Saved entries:
++++++++++++++++++++

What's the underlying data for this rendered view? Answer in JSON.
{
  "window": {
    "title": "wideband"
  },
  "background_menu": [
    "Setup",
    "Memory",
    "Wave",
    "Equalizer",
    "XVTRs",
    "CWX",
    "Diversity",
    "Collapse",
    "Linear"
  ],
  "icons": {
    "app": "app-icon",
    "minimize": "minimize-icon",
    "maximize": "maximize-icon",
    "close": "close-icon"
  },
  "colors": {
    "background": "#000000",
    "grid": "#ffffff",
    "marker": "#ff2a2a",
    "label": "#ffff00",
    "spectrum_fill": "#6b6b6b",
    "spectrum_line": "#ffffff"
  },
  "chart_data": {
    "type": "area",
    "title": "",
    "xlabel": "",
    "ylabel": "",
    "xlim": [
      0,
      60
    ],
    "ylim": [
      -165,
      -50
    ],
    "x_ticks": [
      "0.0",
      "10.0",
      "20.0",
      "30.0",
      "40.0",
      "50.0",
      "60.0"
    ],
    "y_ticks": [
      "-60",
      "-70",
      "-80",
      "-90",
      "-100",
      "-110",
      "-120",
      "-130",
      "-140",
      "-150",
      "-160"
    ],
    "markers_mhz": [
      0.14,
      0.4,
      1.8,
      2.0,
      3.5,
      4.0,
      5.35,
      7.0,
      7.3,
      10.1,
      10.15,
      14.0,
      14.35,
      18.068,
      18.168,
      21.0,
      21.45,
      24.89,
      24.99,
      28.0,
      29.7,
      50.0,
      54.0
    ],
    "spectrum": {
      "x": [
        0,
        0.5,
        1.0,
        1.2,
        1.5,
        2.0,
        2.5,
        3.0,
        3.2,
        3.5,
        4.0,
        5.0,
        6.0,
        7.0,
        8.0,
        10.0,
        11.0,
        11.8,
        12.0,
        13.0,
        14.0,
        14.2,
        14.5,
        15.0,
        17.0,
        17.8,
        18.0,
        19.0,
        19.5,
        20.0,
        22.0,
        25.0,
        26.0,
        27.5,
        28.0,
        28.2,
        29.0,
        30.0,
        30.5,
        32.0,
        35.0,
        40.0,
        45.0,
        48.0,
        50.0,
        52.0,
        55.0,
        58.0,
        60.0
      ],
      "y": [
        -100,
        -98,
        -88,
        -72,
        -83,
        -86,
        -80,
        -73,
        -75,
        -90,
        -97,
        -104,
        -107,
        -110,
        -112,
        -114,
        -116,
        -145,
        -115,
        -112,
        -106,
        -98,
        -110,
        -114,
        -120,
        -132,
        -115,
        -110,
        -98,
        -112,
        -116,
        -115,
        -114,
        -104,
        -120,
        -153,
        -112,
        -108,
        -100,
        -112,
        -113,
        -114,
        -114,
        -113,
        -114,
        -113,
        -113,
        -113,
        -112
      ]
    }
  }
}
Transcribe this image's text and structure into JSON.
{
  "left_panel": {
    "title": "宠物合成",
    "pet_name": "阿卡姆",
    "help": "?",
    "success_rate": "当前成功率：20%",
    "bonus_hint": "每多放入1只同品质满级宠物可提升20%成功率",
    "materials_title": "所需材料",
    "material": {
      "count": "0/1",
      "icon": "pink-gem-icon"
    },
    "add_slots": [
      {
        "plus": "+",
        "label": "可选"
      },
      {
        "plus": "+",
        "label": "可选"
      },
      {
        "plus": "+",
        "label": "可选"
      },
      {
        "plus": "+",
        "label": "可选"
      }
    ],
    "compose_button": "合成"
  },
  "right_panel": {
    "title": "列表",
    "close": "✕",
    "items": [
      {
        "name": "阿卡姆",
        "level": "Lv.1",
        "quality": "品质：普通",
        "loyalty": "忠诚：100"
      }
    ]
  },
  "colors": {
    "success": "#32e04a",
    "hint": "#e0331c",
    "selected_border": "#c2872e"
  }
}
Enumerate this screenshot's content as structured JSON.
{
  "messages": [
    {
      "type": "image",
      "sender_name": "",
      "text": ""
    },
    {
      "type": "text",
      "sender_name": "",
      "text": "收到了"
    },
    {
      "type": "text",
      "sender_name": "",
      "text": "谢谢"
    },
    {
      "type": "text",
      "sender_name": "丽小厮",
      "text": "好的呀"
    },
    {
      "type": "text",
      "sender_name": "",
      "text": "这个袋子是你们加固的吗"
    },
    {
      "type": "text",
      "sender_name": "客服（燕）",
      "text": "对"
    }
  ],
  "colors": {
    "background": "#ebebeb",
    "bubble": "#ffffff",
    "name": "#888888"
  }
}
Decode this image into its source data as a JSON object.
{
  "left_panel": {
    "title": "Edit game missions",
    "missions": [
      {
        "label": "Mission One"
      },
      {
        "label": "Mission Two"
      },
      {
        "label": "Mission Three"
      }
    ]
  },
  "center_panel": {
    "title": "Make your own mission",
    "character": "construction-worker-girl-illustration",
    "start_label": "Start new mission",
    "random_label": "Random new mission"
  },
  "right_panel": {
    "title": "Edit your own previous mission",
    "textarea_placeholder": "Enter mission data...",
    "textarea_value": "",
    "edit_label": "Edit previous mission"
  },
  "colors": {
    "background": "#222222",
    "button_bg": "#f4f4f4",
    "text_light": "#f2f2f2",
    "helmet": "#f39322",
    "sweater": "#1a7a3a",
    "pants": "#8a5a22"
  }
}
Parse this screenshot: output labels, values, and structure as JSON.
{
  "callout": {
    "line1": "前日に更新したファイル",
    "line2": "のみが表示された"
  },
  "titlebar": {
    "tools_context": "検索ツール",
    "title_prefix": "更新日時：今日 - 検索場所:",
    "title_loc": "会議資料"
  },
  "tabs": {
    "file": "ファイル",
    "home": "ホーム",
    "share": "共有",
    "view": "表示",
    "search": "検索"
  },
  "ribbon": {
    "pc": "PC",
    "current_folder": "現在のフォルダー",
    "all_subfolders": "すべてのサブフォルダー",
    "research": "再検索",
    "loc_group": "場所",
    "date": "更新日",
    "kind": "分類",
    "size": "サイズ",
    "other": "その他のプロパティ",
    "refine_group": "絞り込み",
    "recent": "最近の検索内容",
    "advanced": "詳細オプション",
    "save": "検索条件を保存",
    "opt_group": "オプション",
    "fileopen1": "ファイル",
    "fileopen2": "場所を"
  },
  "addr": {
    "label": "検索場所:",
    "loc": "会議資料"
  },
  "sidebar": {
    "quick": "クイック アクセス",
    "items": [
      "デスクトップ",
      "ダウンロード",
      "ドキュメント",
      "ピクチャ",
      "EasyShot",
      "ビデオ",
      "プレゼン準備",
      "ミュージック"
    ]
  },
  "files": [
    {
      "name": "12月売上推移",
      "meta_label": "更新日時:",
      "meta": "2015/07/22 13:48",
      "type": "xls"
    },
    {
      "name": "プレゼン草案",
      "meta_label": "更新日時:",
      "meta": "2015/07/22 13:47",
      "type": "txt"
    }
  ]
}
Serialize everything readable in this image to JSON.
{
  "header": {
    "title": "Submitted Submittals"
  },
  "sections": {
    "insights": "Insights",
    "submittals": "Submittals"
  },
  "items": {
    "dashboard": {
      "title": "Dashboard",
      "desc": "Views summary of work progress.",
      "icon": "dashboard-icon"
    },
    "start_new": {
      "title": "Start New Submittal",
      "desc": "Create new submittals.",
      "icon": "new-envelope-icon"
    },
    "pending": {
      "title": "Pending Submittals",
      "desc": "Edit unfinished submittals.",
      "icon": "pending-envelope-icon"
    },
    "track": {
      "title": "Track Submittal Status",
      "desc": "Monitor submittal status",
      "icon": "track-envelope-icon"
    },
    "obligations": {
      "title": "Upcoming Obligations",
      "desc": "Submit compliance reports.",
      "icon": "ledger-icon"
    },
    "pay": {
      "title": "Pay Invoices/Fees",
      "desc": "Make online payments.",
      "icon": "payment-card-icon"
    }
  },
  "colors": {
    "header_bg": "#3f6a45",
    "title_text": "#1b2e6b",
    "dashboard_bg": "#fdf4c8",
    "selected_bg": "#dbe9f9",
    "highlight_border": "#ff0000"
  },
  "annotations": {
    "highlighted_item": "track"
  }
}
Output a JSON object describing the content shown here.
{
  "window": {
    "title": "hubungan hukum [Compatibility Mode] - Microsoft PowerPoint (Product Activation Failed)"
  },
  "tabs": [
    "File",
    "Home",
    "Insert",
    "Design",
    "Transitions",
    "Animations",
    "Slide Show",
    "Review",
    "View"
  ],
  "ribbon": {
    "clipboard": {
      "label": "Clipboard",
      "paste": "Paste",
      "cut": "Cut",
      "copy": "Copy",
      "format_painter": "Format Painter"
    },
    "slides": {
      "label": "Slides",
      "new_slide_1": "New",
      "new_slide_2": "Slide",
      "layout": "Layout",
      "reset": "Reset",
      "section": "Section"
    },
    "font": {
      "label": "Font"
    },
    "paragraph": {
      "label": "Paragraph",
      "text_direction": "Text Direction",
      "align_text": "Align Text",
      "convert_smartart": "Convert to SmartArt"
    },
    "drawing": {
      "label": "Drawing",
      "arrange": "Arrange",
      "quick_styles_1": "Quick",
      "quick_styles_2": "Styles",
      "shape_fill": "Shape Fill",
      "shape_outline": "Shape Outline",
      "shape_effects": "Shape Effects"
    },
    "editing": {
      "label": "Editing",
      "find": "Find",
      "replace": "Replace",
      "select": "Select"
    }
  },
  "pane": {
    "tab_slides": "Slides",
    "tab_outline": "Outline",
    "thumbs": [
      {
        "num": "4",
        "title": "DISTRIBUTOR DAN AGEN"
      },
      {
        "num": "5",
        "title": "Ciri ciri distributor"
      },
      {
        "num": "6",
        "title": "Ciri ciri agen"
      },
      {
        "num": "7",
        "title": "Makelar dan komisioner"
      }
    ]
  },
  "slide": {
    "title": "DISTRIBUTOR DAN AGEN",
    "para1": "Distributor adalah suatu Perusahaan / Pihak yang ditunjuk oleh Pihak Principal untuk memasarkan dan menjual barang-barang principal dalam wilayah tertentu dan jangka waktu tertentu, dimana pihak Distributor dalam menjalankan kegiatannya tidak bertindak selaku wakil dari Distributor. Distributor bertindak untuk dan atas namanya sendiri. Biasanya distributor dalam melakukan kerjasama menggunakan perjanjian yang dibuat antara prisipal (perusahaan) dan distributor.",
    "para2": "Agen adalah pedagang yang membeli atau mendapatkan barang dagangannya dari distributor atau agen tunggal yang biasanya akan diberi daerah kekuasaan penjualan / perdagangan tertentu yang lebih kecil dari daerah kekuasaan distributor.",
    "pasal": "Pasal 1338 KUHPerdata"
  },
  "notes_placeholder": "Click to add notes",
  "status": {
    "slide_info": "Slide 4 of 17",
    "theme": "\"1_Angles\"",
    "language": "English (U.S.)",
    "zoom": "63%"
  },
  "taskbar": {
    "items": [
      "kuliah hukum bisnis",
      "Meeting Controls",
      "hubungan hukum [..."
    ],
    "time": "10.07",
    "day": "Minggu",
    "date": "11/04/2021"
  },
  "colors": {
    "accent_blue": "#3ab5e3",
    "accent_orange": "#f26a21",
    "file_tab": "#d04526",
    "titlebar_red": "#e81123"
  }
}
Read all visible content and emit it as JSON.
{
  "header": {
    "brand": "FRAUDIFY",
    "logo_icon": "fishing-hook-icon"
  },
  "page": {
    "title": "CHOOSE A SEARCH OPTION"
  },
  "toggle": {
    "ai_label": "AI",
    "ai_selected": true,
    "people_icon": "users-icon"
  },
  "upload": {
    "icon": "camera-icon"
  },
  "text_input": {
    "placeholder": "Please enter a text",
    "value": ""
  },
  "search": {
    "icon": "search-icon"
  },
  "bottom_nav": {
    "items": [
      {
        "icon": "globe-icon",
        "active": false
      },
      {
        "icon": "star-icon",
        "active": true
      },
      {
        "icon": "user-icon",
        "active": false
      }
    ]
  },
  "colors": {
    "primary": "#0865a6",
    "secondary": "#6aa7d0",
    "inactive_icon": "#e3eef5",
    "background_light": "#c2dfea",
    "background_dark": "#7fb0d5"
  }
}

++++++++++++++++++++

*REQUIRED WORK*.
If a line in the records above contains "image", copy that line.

*EXPECTED ANSWER*.
Transcribe this image's text and structure into JSON.
      "type": "image",
Decode this image into its source data as a JSON object.
Serialize everything readable in this image to JSON.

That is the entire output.